* **WHAT YOU HAVE TO DO**
All of the entries are to be returned word for word.

* **Data about app and page elements**
---------------

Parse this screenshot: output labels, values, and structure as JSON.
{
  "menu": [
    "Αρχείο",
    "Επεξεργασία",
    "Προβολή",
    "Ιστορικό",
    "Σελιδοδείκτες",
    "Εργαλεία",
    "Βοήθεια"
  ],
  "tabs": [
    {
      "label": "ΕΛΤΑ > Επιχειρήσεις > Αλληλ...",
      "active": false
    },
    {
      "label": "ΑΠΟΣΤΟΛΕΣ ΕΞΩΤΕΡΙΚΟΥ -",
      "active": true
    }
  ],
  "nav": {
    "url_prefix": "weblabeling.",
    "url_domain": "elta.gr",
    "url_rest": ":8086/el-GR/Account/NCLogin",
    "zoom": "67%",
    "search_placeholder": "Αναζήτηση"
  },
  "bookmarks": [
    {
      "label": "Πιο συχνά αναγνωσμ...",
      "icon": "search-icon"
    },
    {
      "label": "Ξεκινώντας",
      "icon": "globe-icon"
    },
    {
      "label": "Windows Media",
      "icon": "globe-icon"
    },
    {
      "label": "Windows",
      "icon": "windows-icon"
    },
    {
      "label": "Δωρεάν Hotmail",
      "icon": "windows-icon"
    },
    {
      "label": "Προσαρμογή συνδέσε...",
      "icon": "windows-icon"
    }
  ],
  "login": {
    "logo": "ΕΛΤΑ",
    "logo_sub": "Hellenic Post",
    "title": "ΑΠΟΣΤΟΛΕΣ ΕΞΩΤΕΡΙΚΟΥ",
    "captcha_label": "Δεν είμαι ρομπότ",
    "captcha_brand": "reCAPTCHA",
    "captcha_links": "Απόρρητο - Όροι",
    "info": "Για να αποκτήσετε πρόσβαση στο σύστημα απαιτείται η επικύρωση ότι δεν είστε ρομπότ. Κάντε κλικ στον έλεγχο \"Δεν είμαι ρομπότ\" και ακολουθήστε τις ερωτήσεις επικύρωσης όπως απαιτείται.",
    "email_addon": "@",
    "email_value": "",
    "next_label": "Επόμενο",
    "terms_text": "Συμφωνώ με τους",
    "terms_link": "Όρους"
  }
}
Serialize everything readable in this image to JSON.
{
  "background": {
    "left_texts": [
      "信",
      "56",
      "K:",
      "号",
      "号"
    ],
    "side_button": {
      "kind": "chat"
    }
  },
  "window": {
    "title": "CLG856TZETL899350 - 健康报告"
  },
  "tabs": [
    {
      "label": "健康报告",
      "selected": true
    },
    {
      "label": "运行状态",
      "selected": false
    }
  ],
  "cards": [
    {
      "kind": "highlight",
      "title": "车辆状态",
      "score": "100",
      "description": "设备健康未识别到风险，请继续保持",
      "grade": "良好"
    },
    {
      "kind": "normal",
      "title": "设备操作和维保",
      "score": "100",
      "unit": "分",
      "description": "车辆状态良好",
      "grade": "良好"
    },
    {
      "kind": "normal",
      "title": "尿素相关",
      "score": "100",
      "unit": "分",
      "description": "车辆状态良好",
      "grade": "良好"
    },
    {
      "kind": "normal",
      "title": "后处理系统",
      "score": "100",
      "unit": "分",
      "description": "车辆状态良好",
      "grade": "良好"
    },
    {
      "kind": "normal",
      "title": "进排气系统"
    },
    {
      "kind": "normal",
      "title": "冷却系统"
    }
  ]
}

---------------

* **RESPONSE AREA**
Parse this screenshot: output labels, values, and structure as JSON.
{
  "menu": [
    "Αρχείο",
    "Επεξεργασία",
    "Προβολή",
    "Ιστορικό",
    "Σελιδοδείκτες",
    "Εργαλεία",
    "Βοήθεια"
  ],
  "tabs": [
    {
      "label": "ΕΛΤΑ > Επιχειρήσεις > Αλληλ...",
      "active": false
    },
    {
      "label": "ΑΠΟΣΤΟΛΕΣ ΕΞΩΤΕΡΙΚΟΥ -",
      "active": true
    }
  ],
  "nav": {
    "url_prefix": "weblabeling.",
    "url_domain": "elta.gr",
    "url_rest": ":8086/el-GR/Account/NCLogin",
    "zoom": "67%",
    "search_placeholder": "Αναζήτηση"
  },
  "bookmarks": [
    {
      "label": "Πιο συχνά αναγνωσμ...",
      "icon": "search-icon"
    },
    {
      "label": "Ξεκινώντας",
      "icon": "globe-icon"
    },
    {
      "label": "Windows Media",
      "icon": "globe-icon"
    },
    {
      "label": "Windows",
      "icon": "windows-icon"
    },
    {
      "label": "Δωρεάν Hotmail",
      "icon": "windows-icon"
    },
    {
      "label": "Προσαρμογή συνδέσε...",
      "icon": "windows-icon"
    }
  ],
  "login": {
    "logo": "ΕΛΤΑ",
    "logo_sub": "Hellenic Post",
    "title": "ΑΠΟΣΤΟΛΕΣ ΕΞΩΤΕΡΙΚΟΥ",
    "captcha_label": "Δεν είμαι ρομπότ",
    "captcha_brand": "reCAPTCHA",
    "captcha_links": "Απόρρητο - Όροι",
    "info": "Για να αποκτήσετε πρόσβαση στο σύστημα απαιτείται η επικύρωση ότι δεν είστε ρομπότ. Κάντε κλικ στον έλεγχο \"Δεν είμαι ρομπότ\" και ακολουθήστε τις ερωτήσεις επικύρωσης όπως απαιτείται.",
    "email_addon": "@",
    "email_value": "",
    "next_label": "Επόμενο",
    "terms_text": "Συμφωνώ με τους",
    "terms_link": "Όρους"
  }
}
Serialize everything readable in this image to JSON.
{
  "background": {
    "left_texts": [
      "信",
      "56",
      "K:",
      "号",
      "号"
    ],
    "side_button": {
      "kind": "chat"
    }
  },
  "window": {
    "title": "CLG856TZETL899350 - 健康报告"
  },
  "tabs": [
    {
      "label": "健康报告",
      "selected": true
    },
    {
      "label": "运行状态",
      "selected": false
    }
  ],
  "cards": [
    {
      "kind": "highlight",
      "title": "车辆状态",
      "score": "100",
      "description": "设备健康未识别到风险，请继续保持",
      "grade": "良好"
    },
    {
      "kind": "normal",
      "title": "设备操作和维保",
      "score": "100",
      "unit": "分",
      "description": "车辆状态良好",
      "grade": "良好"
    },
    {
      "kind": "normal",
      "title": "尿素相关",
      "score": "100",
      "unit": "分",
      "description": "车辆状态良好",
      "grade": "良好"
    },
    {
      "kind": "normal",
      "title": "后处理系统",
      "score": "100",
      "unit": "分",
      "description": "车辆状态良好",
      "grade": "良好"
    },
    {
      "kind": "normal",
      "title": "进排气系统"
    },
    {
      "kind": "normal",
      "title": "冷却系统"
    }
  ]
}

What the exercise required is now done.